__Assigned task__. Set out each line from the following listing that includes the word "icon".
++++++
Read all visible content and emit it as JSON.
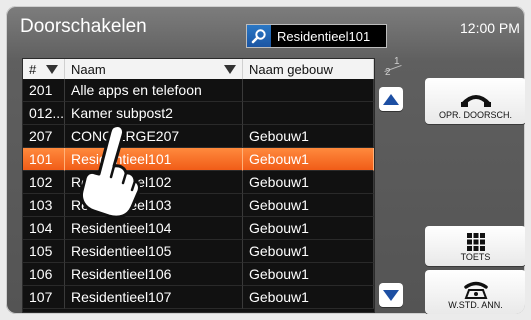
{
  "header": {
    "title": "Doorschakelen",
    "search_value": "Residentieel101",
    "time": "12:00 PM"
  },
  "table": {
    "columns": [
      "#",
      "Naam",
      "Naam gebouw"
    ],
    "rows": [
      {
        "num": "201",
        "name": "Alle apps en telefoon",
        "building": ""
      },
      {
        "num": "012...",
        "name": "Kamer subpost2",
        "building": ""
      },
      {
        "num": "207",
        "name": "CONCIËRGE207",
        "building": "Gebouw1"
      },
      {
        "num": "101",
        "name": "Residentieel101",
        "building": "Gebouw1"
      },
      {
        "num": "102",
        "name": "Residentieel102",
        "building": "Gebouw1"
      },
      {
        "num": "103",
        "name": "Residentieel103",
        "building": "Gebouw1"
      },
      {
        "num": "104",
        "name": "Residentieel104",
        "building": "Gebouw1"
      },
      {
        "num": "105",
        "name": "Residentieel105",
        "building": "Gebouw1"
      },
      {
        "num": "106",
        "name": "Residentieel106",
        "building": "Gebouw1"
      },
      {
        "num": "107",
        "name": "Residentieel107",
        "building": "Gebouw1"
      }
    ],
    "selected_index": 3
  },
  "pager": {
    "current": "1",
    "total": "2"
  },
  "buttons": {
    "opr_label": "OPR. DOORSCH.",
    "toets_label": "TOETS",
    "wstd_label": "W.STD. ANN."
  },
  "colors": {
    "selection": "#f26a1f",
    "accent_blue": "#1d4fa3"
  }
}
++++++
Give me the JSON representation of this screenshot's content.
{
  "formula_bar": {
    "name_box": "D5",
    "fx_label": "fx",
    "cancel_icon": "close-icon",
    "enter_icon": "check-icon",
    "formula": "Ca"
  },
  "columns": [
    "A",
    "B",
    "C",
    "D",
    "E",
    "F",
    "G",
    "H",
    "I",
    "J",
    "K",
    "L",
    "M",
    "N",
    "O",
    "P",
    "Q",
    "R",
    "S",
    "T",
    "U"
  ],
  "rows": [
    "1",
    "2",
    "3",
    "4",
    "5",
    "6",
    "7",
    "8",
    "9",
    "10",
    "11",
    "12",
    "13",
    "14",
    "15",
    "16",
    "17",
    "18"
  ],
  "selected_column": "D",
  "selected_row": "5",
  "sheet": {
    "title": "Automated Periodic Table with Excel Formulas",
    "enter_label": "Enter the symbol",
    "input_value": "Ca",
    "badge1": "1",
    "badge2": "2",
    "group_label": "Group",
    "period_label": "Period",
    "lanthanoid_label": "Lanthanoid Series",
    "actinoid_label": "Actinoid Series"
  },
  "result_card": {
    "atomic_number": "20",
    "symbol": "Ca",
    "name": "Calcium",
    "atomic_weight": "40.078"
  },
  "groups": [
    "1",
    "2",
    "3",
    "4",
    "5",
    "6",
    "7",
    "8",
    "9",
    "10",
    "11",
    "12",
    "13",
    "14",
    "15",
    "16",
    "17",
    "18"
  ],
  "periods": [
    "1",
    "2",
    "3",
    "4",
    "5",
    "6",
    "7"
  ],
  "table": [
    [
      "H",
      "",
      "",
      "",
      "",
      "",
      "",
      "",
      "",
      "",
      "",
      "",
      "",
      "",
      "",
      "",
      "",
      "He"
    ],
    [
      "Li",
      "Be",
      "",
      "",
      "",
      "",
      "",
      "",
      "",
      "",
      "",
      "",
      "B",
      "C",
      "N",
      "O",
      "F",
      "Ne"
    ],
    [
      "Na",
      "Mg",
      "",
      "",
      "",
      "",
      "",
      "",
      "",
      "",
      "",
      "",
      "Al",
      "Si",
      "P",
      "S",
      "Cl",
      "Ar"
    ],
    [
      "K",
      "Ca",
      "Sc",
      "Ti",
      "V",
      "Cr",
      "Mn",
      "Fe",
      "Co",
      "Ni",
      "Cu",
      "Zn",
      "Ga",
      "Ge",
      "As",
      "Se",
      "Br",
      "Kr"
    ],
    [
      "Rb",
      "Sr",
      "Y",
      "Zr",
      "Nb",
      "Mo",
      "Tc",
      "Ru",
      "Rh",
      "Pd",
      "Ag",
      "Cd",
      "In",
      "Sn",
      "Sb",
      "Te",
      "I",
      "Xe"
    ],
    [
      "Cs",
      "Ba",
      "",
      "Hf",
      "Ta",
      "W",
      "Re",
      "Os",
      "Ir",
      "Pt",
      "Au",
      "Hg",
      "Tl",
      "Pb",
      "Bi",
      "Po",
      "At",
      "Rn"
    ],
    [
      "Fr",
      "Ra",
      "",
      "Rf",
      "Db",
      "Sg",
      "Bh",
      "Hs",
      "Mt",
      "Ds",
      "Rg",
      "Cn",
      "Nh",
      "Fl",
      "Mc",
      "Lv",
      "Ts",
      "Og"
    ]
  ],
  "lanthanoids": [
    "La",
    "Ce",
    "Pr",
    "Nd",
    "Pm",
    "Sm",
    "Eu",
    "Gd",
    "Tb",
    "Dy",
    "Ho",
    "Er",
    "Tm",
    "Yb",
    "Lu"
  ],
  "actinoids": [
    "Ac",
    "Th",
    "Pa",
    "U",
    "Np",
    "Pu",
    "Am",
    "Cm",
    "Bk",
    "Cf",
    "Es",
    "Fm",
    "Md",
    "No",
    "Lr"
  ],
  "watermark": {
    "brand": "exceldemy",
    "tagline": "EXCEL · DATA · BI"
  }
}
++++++
__Your response__.
    "cancel_icon": "close-icon",
    "enter_icon": "check-icon",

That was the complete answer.